Astronaut Chris Hadfield on there being no ‘them and us’

Here is an item which resonated strongly with me and may do so with you too. In my case I have had the good fortune to meet an Apollo astronaut (been to the moon – and back) in person, Charlie Duke, in the mid 70s. And have also circumvented our little planet, 3rd from the sun, several times – while at a lower height than outer space travellers.

I wonder if you also see that perspectives of ‘high fliers’ – see also my Conversare blog post on this – have particular salience for our current times?

This below (which I transcribed) is excerpted from an interview of Chris Hadfield, Astronaut, on Late Night Live (an Australian Radio National program), hosted by Phillip Adams on Wednesday 6 August 2014.

Chris is the author of An Astronaut’s Guide to Life on Earth.

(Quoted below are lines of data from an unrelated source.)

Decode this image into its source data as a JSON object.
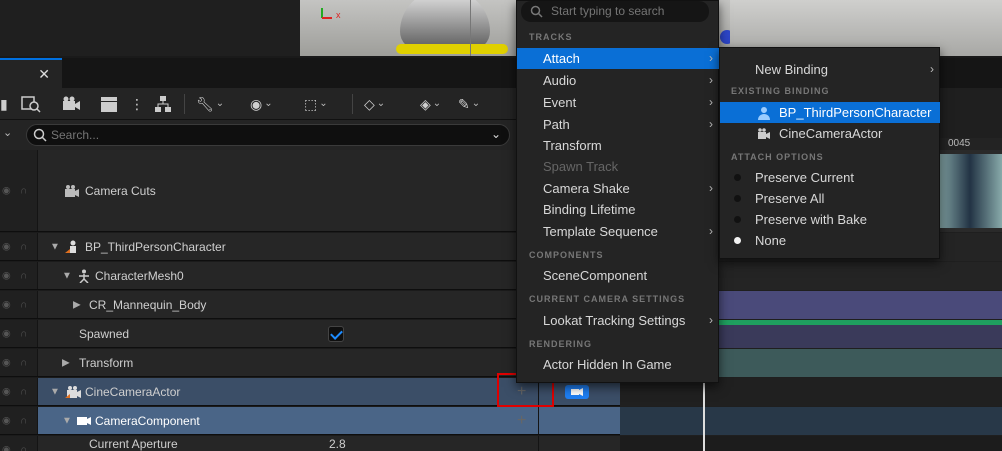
{
  "menu_search": {
    "placeholder": "Start typing to search"
  },
  "sequencer": {
    "search_placeholder": "Search...",
    "rows": {
      "camera_cuts": "Camera Cuts",
      "bp_third_person": "BP_ThirdPersonCharacter",
      "character_mesh": "CharacterMesh0",
      "mannequin_body": "CR_Mannequin_Body",
      "spawned": "Spawned",
      "transform": "Transform",
      "cine_camera_actor": "CineCameraActor",
      "camera_component": "CameraComponent",
      "current_aperture": "Current Aperture",
      "current_aperture_value": "2.8"
    },
    "timeline": {
      "frame_label": "0045"
    }
  },
  "track_menu": {
    "sections": {
      "tracks": "TRACKS",
      "components": "COMPONENTS",
      "current_camera_settings": "CURRENT CAMERA SETTINGS",
      "rendering": "RENDERING"
    },
    "items": {
      "attach": "Attach",
      "audio": "Audio",
      "event": "Event",
      "path": "Path",
      "transform": "Transform",
      "spawn_track": "Spawn Track",
      "camera_shake": "Camera Shake",
      "binding_lifetime": "Binding Lifetime",
      "template_sequence": "Template Sequence",
      "scene_component": "SceneComponent",
      "lookat_tracking": "Lookat Tracking Settings",
      "actor_hidden": "Actor Hidden In Game"
    }
  },
  "attach_menu": {
    "new_binding": "New Binding",
    "sections": {
      "existing_binding": "EXISTING BINDING",
      "attach_options": "ATTACH OPTIONS"
    },
    "bindings": {
      "bp_third_person": "BP_ThirdPersonCharacter",
      "cine_camera": "CineCameraActor"
    },
    "options": {
      "preserve_current": "Preserve Current",
      "preserve_all": "Preserve All",
      "preserve_bake": "Preserve with Bake",
      "none": "None"
    },
    "selected_option": "None"
  },
  "colors": {
    "accent": "#0a6fd6",
    "selected_row": "#3b4e67",
    "highlight_box": "#e00000"
  }
}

“… I was up (on the space station) for five months and it really gave time to think and time to look at the  world, actually to steal 90 minutes at one point and just float  by the window and watch the world, go round the world once with nothing to do but ponder it.

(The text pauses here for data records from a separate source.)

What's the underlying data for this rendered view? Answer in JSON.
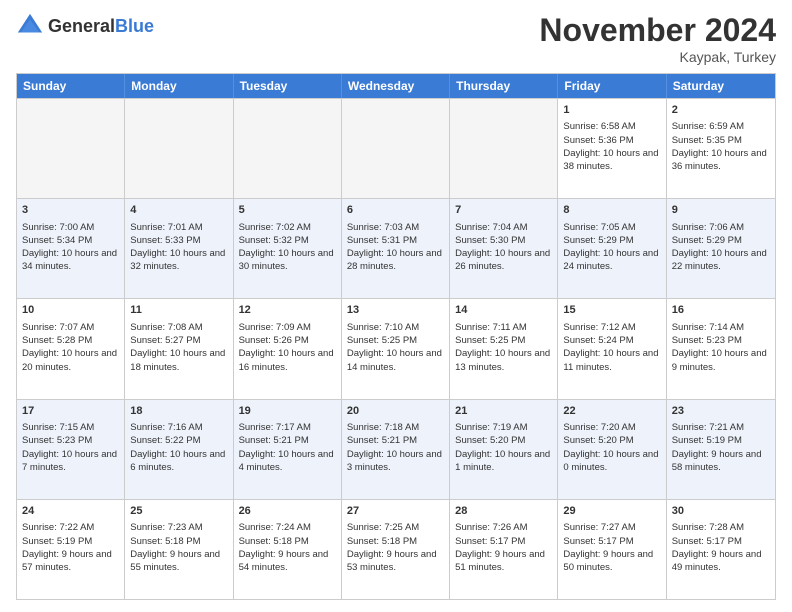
{
  "header": {
    "logo_general": "General",
    "logo_blue": "Blue",
    "month_title": "November 2024",
    "location": "Kaypak, Turkey"
  },
  "days_of_week": [
    "Sunday",
    "Monday",
    "Tuesday",
    "Wednesday",
    "Thursday",
    "Friday",
    "Saturday"
  ],
  "rows": [
    [
      {
        "day": "",
        "info": ""
      },
      {
        "day": "",
        "info": ""
      },
      {
        "day": "",
        "info": ""
      },
      {
        "day": "",
        "info": ""
      },
      {
        "day": "",
        "info": ""
      },
      {
        "day": "1",
        "info": "Sunrise: 6:58 AM\nSunset: 5:36 PM\nDaylight: 10 hours and 38 minutes."
      },
      {
        "day": "2",
        "info": "Sunrise: 6:59 AM\nSunset: 5:35 PM\nDaylight: 10 hours and 36 minutes."
      }
    ],
    [
      {
        "day": "3",
        "info": "Sunrise: 7:00 AM\nSunset: 5:34 PM\nDaylight: 10 hours and 34 minutes."
      },
      {
        "day": "4",
        "info": "Sunrise: 7:01 AM\nSunset: 5:33 PM\nDaylight: 10 hours and 32 minutes."
      },
      {
        "day": "5",
        "info": "Sunrise: 7:02 AM\nSunset: 5:32 PM\nDaylight: 10 hours and 30 minutes."
      },
      {
        "day": "6",
        "info": "Sunrise: 7:03 AM\nSunset: 5:31 PM\nDaylight: 10 hours and 28 minutes."
      },
      {
        "day": "7",
        "info": "Sunrise: 7:04 AM\nSunset: 5:30 PM\nDaylight: 10 hours and 26 minutes."
      },
      {
        "day": "8",
        "info": "Sunrise: 7:05 AM\nSunset: 5:29 PM\nDaylight: 10 hours and 24 minutes."
      },
      {
        "day": "9",
        "info": "Sunrise: 7:06 AM\nSunset: 5:29 PM\nDaylight: 10 hours and 22 minutes."
      }
    ],
    [
      {
        "day": "10",
        "info": "Sunrise: 7:07 AM\nSunset: 5:28 PM\nDaylight: 10 hours and 20 minutes."
      },
      {
        "day": "11",
        "info": "Sunrise: 7:08 AM\nSunset: 5:27 PM\nDaylight: 10 hours and 18 minutes."
      },
      {
        "day": "12",
        "info": "Sunrise: 7:09 AM\nSunset: 5:26 PM\nDaylight: 10 hours and 16 minutes."
      },
      {
        "day": "13",
        "info": "Sunrise: 7:10 AM\nSunset: 5:25 PM\nDaylight: 10 hours and 14 minutes."
      },
      {
        "day": "14",
        "info": "Sunrise: 7:11 AM\nSunset: 5:25 PM\nDaylight: 10 hours and 13 minutes."
      },
      {
        "day": "15",
        "info": "Sunrise: 7:12 AM\nSunset: 5:24 PM\nDaylight: 10 hours and 11 minutes."
      },
      {
        "day": "16",
        "info": "Sunrise: 7:14 AM\nSunset: 5:23 PM\nDaylight: 10 hours and 9 minutes."
      }
    ],
    [
      {
        "day": "17",
        "info": "Sunrise: 7:15 AM\nSunset: 5:23 PM\nDaylight: 10 hours and 7 minutes."
      },
      {
        "day": "18",
        "info": "Sunrise: 7:16 AM\nSunset: 5:22 PM\nDaylight: 10 hours and 6 minutes."
      },
      {
        "day": "19",
        "info": "Sunrise: 7:17 AM\nSunset: 5:21 PM\nDaylight: 10 hours and 4 minutes."
      },
      {
        "day": "20",
        "info": "Sunrise: 7:18 AM\nSunset: 5:21 PM\nDaylight: 10 hours and 3 minutes."
      },
      {
        "day": "21",
        "info": "Sunrise: 7:19 AM\nSunset: 5:20 PM\nDaylight: 10 hours and 1 minute."
      },
      {
        "day": "22",
        "info": "Sunrise: 7:20 AM\nSunset: 5:20 PM\nDaylight: 10 hours and 0 minutes."
      },
      {
        "day": "23",
        "info": "Sunrise: 7:21 AM\nSunset: 5:19 PM\nDaylight: 9 hours and 58 minutes."
      }
    ],
    [
      {
        "day": "24",
        "info": "Sunrise: 7:22 AM\nSunset: 5:19 PM\nDaylight: 9 hours and 57 minutes."
      },
      {
        "day": "25",
        "info": "Sunrise: 7:23 AM\nSunset: 5:18 PM\nDaylight: 9 hours and 55 minutes."
      },
      {
        "day": "26",
        "info": "Sunrise: 7:24 AM\nSunset: 5:18 PM\nDaylight: 9 hours and 54 minutes."
      },
      {
        "day": "27",
        "info": "Sunrise: 7:25 AM\nSunset: 5:18 PM\nDaylight: 9 hours and 53 minutes."
      },
      {
        "day": "28",
        "info": "Sunrise: 7:26 AM\nSunset: 5:17 PM\nDaylight: 9 hours and 51 minutes."
      },
      {
        "day": "29",
        "info": "Sunrise: 7:27 AM\nSunset: 5:17 PM\nDaylight: 9 hours and 50 minutes."
      },
      {
        "day": "30",
        "info": "Sunrise: 7:28 AM\nSunset: 5:17 PM\nDaylight: 9 hours and 49 minutes."
      }
    ]
  ]
}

And I think probably the biggest personal change was a loss of the sense of the line between ‘us’ and ‘them’.

It’s really we sort of teach it to our children, you know. Don’t talk to strangers, this is us. This is our whatever – our family, our house, our neighours, our relatives, your school.

It slowly grows where the line between us and them is. Um but to – I’ve been around the world thousands of times, 2, 593 times – and that line we impose on ourselves of where us ends and them starts, just keeps diminishing and it wasn’t conscious. I noticed maybe a third of the way into my half year stint up there that I just started referring to everybody as ‘us.’ Unconsciously there was some sort of transition in my mind that ‘Hey, we’re all in this together.’

And I think you come across any city in Australia and you see the pattern of the downtown and the suburbs and the surrounding farms and the water and the rail and the communications, just the standard human pattern. And then if you just wait until you cross the Pacific – takes about 25 minutes and then you come across the Americas and there’s that exact same pattern again. And then you wait another 20 minutes and you come across northern Africa – and there’s that exact same pattern again

And we solve the same problems the same way, all over the world. It’s just ‘us’ and everybody just wants some grace and better chances for their children and a chance to laugh, understand it all. And that inclusionary feeling was all pervasive and unavoidable, having seen the world the way I’ve seen it and it was part of my motivations in doing my best to share it when I came back.”